*** Data listing ***

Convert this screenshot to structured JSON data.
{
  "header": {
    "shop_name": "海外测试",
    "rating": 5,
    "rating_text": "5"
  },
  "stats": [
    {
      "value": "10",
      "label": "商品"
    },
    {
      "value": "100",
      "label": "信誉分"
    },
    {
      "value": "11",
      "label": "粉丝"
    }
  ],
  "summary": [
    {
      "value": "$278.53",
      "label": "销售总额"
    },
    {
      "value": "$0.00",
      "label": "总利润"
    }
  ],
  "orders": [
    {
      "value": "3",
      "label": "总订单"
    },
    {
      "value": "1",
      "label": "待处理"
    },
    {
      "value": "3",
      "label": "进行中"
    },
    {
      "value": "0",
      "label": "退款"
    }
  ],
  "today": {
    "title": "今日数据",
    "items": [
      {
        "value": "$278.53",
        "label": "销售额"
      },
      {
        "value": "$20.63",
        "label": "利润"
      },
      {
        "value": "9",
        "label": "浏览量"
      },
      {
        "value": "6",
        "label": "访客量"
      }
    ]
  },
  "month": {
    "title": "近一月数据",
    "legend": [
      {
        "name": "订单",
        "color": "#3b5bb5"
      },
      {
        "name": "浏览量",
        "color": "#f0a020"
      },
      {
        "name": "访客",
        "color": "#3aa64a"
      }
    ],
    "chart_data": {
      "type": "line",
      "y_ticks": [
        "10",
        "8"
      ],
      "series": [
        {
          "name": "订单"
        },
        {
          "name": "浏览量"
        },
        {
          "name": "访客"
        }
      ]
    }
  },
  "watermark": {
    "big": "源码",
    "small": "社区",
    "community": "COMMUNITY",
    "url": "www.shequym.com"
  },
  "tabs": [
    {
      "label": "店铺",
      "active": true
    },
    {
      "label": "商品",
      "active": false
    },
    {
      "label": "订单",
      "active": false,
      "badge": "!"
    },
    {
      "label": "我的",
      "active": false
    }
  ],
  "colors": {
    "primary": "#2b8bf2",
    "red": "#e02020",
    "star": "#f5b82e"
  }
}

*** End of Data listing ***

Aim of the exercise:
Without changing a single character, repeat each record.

Output of the exercise:
Convert this screenshot to structured JSON data.
{
  "header": {
    "shop_name": "海外测试",
    "rating": 5,
    "rating_text": "5"
  },
  "stats": [
    {
      "value": "10",
      "label": "商品"
    },
    {
      "value": "100",
      "label": "信誉分"
    },
    {
      "value": "11",
      "label": "粉丝"
    }
  ],
  "summary": [
    {
      "value": "$278.53",
      "label": "销售总额"
    },
    {
      "value": "$0.00",
      "label": "总利润"
    }
  ],
  "orders": [
    {
      "value": "3",
      "label": "总订单"
    },
    {
      "value": "1",
      "label": "待处理"
    },
    {
      "value": "3",
      "label": "进行中"
    },
    {
      "value": "0",
      "label": "退款"
    }
  ],
  "today": {
    "title": "今日数据",
    "items": [
      {
        "value": "$278.53",
        "label": "销售额"
      },
      {
        "value": "$20.63",
        "label": "利润"
      },
      {
        "value": "9",
        "label": "浏览量"
      },
      {
        "value": "6",
        "label": "访客量"
      }
    ]
  },
  "month": {
    "title": "近一月数据",
    "legend": [
      {
        "name": "订单",
        "color": "#3b5bb5"
      },
      {
        "name": "浏览量",
        "color": "#f0a020"
      },
      {
        "name": "访客",
        "color": "#3aa64a"
      }
    ],
    "chart_data": {
      "type": "line",
      "y_ticks": [
        "10",
        "8"
      ],
      "series": [
        {
          "name": "订单"
        },
        {
          "name": "浏览量"
        },
        {
          "name": "访客"
        }
      ]
    }
  },
  "watermark": {
    "big": "源码",
    "small": "社区",
    "community": "COMMUNITY",
    "url": "www.shequym.com"
  },
  "tabs": [
    {
      "label": "店铺",
      "active": true
    },
    {
      "label": "商品",
      "active": false
    },
    {
      "label": "订单",
      "active": false,
      "badge": "!"
    },
    {
      "label": "我的",
      "active": false
    }
  ],
  "colors": {
    "primary": "#2b8bf2",
    "red": "#e02020",
    "star": "#f5b82e"
  }
}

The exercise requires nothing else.